This blog post is the sixth in the Supply, Demand and Medicine series on health care reform.
Over the past 75 years, few other industries or fields have advanced further faster than health care. Vaccines have been developed. Cures for diseases have been discovered. Life expectancy has risen by many years. It’s been like going from a covered wagon to a sports car.
Well, not quite, actually. While there have been breathtaking advances in medicine itself, until the recent move towards widespread implementation of an electronic health record (EHR), our sports car has still been operating with wagon wheels. That’s because the American health care industry is one of the last major sectors of the economy to digitize. Banking, engineering, architecture and manufacturing all went digital long before health care.
From both a health care provider and patient’s perspective, digitization has long made sense for three main reasons:
- Illegibility: While people sometimes joke about how bad physician handwriting can be, it is a serious care issue. Not being able to read a physician or another health care provider’s handwritten orders can cause delays or mistakes in treatment.
- Unavailability of Data: Not having previous tests and medical histories readily available has long been an issue that, again, can lead to delays in treatment or wrong treatment.
- Data Analytics: Examining population data to look for ways to improve health isn’t practical with paper. For example, if a physician wants to make sure all of his or her patients with high blood pressure are on controller medications, pulling that information from EHRs can be done with a few clicks—much easier than rummaging through thousands of manilla folders.
These are all important safety and quality issues that EHRs can help address. They can also help patients avoid the hassle and expense of having to have tests repeated because a health care provider can’t access a previous report, as well as the inconvenience of filling out the same paperwork over and over every time he or she visits a new hospital department or provider.
In 2009, physicians and hospitals got another carrot to digitize. The Health Information Technology for Economic and Clinical Health (HITECH) Act created financial rewards for physicians and hospitals to implement EHR based on “meaningful use criteria.” Meaningful use criteria centers on five principles that EHRs should help address:
- Improving quality, safety, efficiency and access to care
- Engaging patients and families
- Improving coordination between caregivers
- Bettering the health of patient populations/the public
- Securing personal health information/ensuring privacy
Soon, there will not only be carrots, but sticks (penalties) for hospitals who don’t implement an EHR as well.
Troubleshooting: Barriers to Benefits
Even if your physician has an EHR, and even if he or she has sent you to a hospital for a test or procedure that has an EHR, you may not have experienced many of the aforementioned benefits of digitization… at least, not yet.
You still may have to fill out paperwork with your medical history and insurance information. You may even had to have a test or procedure repeated. Why? Because there are hundreds of software companies with their own EHRs that physician offices and hospitals have implemented, and few, if any, have the ability to “talk” to each other. They each have their own language.

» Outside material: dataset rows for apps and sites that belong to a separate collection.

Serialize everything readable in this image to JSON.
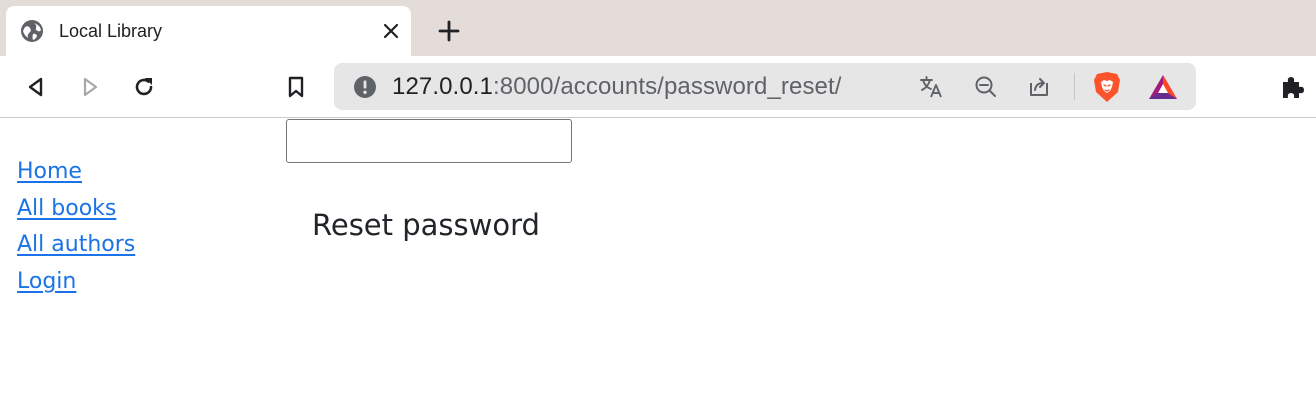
{
  "browser": {
    "tab": {
      "title": "Local Library",
      "favicon": "globe-icon",
      "close_icon": "close-icon"
    },
    "new_tab_icon": "plus-icon",
    "nav": {
      "back_icon": "back-icon",
      "forward_icon": "forward-icon",
      "reload_icon": "reload-icon",
      "bookmark_icon": "bookmark-icon"
    },
    "address_bar": {
      "info_icon": "info-icon",
      "url_host": "127.0.0.1",
      "url_rest": ":8000/accounts/password_reset/",
      "translate_icon": "translate-icon",
      "zoom_icon": "zoom-out-icon",
      "share_icon": "share-icon",
      "brave_shield_icon": "brave-shield-icon",
      "bat_rewards_icon": "bat-rewards-icon"
    },
    "extensions_icon": "puzzle-icon",
    "colors": {
      "tabstrip_bg": "#e3dcd9",
      "omnibox_bg": "#e6e6e6",
      "link": "#1a73e8",
      "brave_orange": "#fb542b"
    }
  },
  "page": {
    "input_value": "",
    "sidebar": {
      "links": [
        {
          "label": "Home"
        },
        {
          "label": "All books"
        },
        {
          "label": "All authors"
        },
        {
          "label": "Login"
        }
      ]
    },
    "heading": "Reset password"
  }
}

Data interoperability is a huge challenge, and has neutralized many of the potential benefits of EHR. That is, until recently.
Some health systems, like Baylor Scott & White Health, and physician networks, like Baylor Scott & White Health Quality Alliance, are implementing tools that will allow different EHRs to “talk” to each other.
This will mean that much of the information recorded in a patient’s EHR in a physician’s office will be accessible when a patient is sent to the hospital through a data exchange tool.*
If installing an EHR was the first step, then making information contained in the EHR available across many different care environments is the second step.
Your Health. Your Record.
Besides data interoperability, the issue of who “owns” a patient’s EHR is a hot topic. Your medical record may reside on a hospital or physician’s office server, but it’s your record and you should have access to it. Providing secure, readily available access for patients is something that I believe health care providers are obligated to do.
To this end, Baylor recently rolled out a patient portal called FollowMyHealth. FollowMyHealth provides patients with access to a portion of the medical record, including reports on laboratory studies and other test results, and clinical information such as allergies, immunizations and medications.
Not only is FollowMyHealth consistent with the HITECH Act’s meaningful use criteria for EHR, it’s the right thing to do for patients and another benefit of going digital.
And there is no turning back from the digital age in health care. Just like a bank that only offers checks and not a debit card can’t survive in this day and age, the quality, convenience and efficiencies offered through EHRs are rapidly becoming an indispensable part of my health care experience.
*This data exchange will exist between Baylor Scott & White Health—North Texas Division hospitals and Baylor Scott & White Health Quality Alliance practices.